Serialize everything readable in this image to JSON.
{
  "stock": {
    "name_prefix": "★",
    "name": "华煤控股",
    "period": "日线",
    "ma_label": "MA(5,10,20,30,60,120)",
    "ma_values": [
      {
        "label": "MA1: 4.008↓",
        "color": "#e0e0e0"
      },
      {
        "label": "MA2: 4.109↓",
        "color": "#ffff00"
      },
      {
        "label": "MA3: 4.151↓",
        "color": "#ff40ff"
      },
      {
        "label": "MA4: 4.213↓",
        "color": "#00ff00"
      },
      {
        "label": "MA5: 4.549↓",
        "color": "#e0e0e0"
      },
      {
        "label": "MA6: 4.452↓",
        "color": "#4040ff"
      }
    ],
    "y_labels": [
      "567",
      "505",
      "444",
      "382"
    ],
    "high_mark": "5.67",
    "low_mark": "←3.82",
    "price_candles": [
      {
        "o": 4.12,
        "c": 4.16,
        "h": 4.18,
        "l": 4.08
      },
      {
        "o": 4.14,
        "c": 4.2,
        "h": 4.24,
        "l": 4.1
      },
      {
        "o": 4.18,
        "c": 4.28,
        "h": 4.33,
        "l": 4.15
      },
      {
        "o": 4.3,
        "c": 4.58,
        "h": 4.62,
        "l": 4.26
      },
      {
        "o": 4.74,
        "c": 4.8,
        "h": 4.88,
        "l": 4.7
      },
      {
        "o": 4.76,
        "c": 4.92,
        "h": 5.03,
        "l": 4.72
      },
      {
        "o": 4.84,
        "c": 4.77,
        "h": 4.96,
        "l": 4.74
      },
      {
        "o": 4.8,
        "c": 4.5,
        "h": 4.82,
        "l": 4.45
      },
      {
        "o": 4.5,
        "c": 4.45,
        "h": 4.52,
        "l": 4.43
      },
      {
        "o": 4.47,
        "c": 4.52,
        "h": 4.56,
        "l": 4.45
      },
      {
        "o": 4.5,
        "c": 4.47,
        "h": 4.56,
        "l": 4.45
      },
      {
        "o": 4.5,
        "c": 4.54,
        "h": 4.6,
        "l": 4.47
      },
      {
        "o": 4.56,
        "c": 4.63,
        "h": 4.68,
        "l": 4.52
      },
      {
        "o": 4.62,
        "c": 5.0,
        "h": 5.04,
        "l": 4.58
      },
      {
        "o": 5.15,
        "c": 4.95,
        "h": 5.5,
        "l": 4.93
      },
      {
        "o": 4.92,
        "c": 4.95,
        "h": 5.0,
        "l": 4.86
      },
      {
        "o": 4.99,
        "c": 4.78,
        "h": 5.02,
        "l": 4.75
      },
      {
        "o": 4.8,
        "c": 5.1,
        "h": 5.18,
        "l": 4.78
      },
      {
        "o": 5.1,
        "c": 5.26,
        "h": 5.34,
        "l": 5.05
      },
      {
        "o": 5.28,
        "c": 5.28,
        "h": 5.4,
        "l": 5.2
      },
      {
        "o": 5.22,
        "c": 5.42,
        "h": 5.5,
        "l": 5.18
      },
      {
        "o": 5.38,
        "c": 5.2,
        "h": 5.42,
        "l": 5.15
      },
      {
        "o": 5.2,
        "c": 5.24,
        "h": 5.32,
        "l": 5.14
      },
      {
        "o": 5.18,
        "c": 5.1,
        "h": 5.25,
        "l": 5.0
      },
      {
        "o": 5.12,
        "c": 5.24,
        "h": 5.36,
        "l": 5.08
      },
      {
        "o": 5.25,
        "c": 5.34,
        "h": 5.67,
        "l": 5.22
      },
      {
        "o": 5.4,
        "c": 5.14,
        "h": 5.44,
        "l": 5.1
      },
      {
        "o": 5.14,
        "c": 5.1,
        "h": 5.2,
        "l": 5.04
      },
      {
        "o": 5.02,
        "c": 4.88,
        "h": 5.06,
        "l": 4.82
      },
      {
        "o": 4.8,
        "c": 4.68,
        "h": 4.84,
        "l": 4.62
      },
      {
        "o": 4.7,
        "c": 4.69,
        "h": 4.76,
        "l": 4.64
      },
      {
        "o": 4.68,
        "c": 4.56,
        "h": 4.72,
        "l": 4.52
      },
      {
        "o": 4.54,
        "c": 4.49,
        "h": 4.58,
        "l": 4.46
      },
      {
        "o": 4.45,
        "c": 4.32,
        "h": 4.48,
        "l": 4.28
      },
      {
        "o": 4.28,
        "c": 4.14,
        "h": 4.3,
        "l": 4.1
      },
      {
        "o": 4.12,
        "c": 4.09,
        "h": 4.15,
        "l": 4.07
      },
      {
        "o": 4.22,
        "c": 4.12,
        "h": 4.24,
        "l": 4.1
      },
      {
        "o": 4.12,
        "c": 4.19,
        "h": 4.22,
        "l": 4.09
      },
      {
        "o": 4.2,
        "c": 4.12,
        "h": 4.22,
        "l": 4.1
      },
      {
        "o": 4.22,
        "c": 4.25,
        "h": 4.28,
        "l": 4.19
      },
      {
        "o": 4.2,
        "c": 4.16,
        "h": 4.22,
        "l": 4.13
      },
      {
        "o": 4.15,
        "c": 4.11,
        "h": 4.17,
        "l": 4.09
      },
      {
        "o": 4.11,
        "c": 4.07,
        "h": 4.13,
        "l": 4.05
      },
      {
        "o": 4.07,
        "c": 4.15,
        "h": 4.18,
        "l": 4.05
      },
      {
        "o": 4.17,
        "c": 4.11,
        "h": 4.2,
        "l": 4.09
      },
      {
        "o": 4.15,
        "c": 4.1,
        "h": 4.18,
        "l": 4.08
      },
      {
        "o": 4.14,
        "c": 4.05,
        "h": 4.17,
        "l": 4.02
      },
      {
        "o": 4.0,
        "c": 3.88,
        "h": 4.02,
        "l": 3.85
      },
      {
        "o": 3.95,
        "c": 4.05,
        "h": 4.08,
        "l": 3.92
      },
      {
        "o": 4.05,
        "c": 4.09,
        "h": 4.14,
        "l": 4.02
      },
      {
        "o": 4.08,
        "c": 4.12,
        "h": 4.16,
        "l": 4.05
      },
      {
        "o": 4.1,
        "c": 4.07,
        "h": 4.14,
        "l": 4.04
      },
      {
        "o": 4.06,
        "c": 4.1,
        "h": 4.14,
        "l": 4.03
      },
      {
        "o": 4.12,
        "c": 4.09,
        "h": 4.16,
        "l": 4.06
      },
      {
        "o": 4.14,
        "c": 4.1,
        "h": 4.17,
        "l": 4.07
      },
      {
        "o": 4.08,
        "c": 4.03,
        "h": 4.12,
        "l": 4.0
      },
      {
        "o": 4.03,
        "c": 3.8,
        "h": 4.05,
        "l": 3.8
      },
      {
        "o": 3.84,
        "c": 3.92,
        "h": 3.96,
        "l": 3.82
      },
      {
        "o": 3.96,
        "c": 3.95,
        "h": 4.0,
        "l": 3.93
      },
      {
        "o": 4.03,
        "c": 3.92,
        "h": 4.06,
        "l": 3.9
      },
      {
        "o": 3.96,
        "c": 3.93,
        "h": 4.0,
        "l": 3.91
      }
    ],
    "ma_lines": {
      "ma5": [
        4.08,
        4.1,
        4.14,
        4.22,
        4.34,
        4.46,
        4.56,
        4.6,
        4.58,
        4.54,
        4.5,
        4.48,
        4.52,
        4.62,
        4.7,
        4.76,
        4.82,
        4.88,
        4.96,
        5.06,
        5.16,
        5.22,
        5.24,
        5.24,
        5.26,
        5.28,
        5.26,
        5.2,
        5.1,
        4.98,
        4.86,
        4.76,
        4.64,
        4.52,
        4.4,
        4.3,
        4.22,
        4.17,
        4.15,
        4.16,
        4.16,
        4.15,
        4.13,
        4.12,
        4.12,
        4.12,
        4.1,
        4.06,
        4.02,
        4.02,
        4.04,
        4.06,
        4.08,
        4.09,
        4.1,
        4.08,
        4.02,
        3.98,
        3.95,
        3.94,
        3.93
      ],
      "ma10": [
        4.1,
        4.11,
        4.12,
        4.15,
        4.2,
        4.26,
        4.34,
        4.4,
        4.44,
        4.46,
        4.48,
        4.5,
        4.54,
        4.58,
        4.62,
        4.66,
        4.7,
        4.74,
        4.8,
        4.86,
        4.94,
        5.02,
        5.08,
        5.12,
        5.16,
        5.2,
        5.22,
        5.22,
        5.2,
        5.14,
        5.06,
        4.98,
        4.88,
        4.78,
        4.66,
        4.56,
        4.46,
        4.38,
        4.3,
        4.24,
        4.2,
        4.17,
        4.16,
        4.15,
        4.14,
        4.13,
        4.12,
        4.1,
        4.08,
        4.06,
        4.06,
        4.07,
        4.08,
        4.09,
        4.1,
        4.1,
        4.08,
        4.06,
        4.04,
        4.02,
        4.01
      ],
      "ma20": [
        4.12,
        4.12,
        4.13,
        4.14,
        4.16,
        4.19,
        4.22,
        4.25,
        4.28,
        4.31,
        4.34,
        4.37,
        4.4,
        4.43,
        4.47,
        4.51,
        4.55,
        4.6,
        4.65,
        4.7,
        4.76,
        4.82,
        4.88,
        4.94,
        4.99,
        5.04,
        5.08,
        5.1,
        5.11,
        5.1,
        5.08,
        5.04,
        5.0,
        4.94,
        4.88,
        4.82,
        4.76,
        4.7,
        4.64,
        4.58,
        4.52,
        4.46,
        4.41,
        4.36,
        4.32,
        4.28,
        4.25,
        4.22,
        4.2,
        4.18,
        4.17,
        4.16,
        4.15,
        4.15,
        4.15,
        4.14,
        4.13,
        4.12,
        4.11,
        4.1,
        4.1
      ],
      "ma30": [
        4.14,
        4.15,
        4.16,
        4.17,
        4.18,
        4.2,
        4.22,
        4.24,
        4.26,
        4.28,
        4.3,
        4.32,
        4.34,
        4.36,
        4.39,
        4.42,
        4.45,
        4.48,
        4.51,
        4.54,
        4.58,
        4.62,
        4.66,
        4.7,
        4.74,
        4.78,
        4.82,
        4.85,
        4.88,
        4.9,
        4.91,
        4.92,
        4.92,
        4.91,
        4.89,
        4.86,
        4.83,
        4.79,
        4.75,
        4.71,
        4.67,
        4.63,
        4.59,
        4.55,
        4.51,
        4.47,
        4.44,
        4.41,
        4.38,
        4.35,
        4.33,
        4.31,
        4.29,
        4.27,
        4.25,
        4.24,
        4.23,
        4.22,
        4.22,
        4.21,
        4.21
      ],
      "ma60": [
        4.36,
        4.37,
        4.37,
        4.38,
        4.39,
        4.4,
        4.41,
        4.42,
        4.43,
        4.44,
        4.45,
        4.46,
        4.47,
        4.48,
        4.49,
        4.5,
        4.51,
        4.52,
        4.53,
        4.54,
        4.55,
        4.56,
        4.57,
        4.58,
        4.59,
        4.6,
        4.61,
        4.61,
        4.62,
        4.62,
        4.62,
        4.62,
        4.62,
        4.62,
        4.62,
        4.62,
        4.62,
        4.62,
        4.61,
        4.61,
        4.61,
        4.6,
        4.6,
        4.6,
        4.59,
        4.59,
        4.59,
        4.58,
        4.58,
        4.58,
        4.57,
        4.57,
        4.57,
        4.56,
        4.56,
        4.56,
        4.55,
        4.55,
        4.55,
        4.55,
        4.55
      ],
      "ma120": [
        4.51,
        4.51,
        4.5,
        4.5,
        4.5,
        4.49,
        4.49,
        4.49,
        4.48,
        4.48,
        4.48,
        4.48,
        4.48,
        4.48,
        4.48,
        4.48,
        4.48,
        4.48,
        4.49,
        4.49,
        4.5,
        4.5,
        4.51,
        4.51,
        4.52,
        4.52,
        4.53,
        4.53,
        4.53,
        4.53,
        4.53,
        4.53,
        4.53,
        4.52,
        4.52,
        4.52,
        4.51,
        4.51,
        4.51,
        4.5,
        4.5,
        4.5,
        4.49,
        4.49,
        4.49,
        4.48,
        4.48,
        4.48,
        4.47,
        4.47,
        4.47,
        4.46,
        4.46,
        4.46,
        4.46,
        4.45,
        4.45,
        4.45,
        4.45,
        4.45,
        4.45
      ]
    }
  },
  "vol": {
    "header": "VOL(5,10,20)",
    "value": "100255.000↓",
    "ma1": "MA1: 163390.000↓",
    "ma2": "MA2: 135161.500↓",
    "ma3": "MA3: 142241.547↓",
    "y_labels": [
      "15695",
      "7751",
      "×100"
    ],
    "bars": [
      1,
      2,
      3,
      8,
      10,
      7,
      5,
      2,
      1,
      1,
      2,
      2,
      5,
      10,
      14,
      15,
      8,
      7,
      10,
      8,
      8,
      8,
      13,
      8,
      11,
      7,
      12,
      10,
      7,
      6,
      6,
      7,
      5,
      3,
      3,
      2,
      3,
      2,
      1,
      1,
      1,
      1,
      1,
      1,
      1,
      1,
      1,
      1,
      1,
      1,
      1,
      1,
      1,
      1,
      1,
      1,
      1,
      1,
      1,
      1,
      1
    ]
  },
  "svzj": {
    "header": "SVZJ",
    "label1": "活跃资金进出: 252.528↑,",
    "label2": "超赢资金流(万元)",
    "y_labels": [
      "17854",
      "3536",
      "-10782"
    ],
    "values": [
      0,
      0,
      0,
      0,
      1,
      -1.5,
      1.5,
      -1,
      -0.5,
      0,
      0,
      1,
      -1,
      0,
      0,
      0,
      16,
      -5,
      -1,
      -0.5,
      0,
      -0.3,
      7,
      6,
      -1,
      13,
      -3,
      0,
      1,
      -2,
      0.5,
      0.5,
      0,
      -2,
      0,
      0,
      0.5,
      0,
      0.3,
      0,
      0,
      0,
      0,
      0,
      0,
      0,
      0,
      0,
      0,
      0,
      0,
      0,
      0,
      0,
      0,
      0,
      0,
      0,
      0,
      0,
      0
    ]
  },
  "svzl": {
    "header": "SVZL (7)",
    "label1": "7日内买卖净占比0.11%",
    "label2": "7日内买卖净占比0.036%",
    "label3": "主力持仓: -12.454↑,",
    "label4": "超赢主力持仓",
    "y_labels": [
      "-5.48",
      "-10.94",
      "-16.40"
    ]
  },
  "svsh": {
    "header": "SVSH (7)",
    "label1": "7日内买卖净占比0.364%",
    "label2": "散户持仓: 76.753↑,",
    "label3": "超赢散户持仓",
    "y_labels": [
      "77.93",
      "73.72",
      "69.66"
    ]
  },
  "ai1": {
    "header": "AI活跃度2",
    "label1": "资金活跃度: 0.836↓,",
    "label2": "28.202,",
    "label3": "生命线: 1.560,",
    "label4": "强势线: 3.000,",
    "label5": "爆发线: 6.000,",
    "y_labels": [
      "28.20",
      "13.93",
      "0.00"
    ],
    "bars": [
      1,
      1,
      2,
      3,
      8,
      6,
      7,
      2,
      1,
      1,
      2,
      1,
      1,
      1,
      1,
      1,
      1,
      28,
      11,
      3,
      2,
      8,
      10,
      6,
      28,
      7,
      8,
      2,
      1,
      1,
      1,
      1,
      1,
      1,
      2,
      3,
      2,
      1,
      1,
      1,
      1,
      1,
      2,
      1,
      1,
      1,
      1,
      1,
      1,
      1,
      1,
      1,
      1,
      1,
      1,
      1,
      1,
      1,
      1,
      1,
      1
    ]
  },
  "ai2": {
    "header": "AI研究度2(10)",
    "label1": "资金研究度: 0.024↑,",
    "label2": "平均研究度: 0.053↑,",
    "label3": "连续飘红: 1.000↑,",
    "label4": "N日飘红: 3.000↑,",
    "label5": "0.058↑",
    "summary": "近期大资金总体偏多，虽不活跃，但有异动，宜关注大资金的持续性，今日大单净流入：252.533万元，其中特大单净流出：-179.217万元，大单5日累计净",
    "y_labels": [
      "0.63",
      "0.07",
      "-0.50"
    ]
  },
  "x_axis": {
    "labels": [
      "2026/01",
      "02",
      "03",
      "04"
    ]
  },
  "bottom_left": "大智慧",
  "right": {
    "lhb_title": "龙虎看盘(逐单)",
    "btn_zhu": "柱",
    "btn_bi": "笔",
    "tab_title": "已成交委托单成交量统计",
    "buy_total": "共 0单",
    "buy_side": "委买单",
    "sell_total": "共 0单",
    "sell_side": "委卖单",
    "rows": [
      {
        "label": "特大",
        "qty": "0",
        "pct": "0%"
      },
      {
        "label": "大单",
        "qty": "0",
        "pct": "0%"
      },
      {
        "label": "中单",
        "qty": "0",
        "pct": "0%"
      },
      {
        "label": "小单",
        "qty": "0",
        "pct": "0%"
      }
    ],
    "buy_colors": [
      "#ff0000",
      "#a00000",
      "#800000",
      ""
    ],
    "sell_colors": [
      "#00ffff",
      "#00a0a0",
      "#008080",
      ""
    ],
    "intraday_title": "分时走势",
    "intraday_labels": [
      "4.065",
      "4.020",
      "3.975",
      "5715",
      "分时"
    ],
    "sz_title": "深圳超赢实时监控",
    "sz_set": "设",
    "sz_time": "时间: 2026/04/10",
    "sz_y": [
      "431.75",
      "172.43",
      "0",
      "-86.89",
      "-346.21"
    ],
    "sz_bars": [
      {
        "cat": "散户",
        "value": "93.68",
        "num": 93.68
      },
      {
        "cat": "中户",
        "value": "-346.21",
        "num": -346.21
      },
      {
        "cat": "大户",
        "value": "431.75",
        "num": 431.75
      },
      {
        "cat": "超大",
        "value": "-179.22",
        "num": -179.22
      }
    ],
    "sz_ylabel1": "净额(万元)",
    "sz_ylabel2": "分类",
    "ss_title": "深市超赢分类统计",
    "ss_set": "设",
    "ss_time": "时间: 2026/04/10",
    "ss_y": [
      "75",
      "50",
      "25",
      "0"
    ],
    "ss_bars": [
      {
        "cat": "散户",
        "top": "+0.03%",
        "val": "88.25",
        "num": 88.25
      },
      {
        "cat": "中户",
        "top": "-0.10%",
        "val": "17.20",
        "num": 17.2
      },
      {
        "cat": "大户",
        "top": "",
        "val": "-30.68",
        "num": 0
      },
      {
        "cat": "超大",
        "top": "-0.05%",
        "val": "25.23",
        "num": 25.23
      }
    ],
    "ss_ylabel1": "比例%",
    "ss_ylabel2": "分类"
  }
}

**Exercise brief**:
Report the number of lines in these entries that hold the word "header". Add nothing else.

**Output below**:
6